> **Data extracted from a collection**
==================================================
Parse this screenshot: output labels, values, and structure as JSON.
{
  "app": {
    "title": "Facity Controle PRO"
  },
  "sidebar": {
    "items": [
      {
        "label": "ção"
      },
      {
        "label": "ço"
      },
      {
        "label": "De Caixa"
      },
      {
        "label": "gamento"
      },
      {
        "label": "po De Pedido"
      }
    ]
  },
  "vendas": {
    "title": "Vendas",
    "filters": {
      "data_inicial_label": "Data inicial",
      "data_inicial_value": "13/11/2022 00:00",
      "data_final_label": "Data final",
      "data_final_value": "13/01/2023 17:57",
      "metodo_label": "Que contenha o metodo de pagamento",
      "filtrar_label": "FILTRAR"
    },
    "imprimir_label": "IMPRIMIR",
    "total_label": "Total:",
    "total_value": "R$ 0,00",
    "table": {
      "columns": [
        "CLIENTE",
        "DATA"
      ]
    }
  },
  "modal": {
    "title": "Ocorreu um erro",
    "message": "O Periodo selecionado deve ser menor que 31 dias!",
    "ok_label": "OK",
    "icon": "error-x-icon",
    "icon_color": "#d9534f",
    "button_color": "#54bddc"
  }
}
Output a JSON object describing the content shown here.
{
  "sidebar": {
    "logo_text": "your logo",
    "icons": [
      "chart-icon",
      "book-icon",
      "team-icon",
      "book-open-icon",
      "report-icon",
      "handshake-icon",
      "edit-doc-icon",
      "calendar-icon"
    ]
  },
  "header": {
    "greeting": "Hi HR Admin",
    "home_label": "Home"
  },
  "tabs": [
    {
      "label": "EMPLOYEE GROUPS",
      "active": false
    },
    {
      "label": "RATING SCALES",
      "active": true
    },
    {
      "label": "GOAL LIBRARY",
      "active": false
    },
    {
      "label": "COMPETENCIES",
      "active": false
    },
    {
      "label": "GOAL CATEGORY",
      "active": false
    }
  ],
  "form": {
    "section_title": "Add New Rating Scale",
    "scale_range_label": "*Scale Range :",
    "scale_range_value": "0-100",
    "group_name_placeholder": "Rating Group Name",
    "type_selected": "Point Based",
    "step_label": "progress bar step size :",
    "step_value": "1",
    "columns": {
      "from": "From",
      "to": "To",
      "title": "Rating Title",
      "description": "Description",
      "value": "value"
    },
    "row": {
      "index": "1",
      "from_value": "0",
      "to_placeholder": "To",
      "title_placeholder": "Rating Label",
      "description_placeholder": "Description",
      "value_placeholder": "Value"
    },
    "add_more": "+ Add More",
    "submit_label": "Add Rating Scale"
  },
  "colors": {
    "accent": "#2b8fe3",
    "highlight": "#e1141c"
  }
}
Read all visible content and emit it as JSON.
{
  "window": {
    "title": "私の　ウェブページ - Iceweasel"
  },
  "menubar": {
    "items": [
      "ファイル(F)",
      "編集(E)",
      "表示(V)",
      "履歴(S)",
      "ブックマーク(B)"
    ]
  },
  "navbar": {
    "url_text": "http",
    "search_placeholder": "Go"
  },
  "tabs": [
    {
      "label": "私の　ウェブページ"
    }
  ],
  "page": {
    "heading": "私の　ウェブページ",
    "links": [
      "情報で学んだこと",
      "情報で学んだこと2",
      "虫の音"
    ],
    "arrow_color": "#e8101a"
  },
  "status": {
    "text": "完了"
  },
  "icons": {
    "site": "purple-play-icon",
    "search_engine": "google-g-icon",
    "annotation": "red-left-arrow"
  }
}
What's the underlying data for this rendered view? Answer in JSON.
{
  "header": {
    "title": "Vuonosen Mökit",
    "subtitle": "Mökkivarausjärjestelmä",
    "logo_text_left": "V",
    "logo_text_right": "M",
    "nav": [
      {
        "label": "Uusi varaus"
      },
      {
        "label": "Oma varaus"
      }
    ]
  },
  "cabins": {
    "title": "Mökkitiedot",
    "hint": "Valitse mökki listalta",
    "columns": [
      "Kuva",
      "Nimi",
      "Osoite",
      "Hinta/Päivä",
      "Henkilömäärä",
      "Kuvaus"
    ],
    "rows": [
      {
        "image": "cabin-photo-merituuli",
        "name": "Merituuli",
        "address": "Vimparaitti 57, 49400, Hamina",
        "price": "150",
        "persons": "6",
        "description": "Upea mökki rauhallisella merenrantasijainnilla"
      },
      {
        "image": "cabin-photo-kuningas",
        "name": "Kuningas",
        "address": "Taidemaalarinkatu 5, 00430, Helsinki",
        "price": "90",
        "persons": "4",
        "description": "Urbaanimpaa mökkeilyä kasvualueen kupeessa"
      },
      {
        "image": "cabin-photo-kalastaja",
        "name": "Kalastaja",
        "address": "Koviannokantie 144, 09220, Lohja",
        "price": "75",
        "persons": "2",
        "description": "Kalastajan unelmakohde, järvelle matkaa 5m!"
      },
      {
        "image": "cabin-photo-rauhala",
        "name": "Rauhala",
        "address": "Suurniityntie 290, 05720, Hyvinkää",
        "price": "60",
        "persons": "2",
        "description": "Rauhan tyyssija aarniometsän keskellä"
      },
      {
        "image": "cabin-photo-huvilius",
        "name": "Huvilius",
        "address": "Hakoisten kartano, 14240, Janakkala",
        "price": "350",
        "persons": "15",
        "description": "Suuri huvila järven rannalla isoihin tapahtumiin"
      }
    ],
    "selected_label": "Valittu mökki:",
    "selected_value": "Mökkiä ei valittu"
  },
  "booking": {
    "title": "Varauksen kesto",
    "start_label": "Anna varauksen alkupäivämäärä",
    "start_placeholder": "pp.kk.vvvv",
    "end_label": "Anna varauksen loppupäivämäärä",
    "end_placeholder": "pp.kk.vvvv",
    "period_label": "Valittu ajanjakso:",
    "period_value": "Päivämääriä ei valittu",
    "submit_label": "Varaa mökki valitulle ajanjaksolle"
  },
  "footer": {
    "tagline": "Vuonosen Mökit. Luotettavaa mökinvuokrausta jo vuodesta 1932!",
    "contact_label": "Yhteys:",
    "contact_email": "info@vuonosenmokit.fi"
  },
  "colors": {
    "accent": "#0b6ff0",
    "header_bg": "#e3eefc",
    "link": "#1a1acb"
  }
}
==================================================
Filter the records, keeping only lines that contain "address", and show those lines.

> **EXERCISE SOLUTION**
        "address": "Vimparaitti 57, 49400, Hamina",
        "address": "Taidemaalarinkatu 5, 00430, Helsinki",
        "address": "Koviannokantie 144, 09220, Lohja",
        "address": "Suurniityntie 290, 05720, Hyvinkää",
        "address": "Hakoisten kartano, 14240, Janakkala",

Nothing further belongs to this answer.